Top of Recorded information

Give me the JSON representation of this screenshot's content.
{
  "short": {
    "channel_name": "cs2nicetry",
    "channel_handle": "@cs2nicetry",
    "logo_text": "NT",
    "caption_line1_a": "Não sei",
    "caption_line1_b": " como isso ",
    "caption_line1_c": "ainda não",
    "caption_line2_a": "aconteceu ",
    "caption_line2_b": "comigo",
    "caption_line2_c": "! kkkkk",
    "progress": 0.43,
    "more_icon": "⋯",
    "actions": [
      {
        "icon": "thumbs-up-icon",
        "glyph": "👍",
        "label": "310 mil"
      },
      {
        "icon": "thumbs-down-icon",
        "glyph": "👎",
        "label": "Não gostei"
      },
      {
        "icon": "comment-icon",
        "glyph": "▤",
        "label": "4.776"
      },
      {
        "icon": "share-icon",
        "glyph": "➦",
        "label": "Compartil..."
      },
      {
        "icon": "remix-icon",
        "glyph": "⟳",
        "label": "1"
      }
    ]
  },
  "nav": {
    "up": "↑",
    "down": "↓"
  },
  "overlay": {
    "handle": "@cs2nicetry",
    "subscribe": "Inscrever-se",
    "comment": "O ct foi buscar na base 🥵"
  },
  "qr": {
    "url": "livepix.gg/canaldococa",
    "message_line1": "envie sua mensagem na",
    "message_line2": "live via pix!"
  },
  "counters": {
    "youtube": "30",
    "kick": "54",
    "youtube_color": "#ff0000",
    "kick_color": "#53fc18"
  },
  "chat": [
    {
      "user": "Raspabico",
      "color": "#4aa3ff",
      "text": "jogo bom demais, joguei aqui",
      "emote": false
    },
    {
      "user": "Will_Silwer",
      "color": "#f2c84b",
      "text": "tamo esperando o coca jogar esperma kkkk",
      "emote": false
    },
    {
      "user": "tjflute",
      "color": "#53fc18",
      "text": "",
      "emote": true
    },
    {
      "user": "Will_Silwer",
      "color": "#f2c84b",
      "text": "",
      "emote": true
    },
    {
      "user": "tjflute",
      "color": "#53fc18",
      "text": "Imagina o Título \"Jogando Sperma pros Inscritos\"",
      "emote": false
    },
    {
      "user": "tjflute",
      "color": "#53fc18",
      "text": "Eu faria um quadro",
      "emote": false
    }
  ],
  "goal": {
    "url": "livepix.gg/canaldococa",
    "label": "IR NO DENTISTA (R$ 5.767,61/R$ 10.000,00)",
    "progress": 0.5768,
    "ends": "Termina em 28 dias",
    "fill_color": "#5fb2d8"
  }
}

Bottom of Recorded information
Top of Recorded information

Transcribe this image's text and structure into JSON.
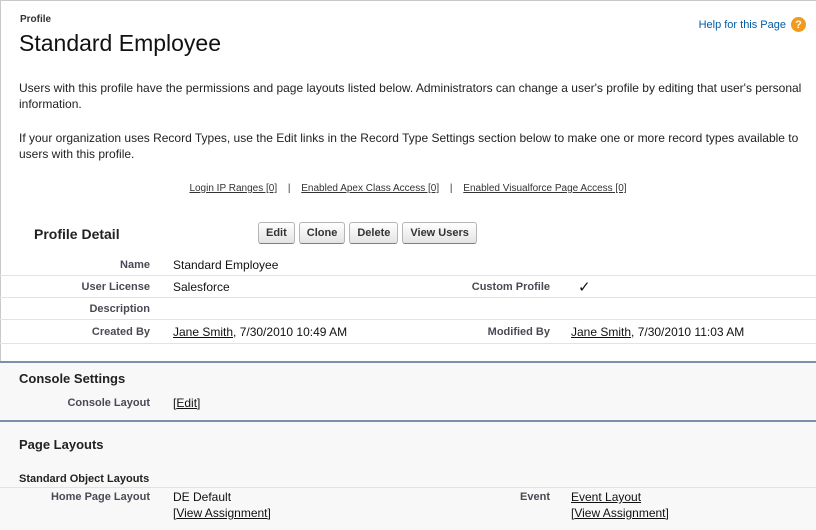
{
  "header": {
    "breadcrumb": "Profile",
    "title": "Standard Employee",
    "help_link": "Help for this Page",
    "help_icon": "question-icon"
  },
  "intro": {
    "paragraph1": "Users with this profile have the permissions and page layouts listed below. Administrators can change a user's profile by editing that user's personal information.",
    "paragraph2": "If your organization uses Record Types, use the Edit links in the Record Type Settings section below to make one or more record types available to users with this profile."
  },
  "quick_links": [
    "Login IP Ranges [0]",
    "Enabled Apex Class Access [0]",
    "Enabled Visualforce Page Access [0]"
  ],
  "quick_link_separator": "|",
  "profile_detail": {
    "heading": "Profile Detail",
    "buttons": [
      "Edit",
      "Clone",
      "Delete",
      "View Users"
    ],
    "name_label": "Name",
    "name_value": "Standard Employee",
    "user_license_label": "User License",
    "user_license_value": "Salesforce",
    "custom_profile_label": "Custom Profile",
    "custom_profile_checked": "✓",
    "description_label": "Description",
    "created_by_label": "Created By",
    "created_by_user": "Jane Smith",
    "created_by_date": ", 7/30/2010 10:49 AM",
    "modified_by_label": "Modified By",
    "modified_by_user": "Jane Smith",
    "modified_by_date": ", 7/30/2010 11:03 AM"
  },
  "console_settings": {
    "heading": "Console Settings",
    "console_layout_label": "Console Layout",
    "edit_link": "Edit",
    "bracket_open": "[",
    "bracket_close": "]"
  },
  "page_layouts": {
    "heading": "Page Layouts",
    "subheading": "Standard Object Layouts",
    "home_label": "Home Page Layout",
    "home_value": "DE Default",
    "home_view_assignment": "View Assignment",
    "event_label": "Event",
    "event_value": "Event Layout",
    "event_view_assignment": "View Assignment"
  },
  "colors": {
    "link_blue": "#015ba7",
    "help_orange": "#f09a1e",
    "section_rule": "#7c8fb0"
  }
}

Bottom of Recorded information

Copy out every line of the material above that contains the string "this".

● Task answer:
Give me the JSON representation of this screenshot's content.
Transcribe this image's text and structure into JSON.
    "help_link": "Help for this Page",
    "paragraph1": "Users with this profile have the permissions and page layouts listed below. Administrators can change a user's profile by editing that user's personal information.",
    "paragraph2": "If your organization uses Record Types, use the Edit links in the Record Type Settings section below to make one or more record types available to users with this profile."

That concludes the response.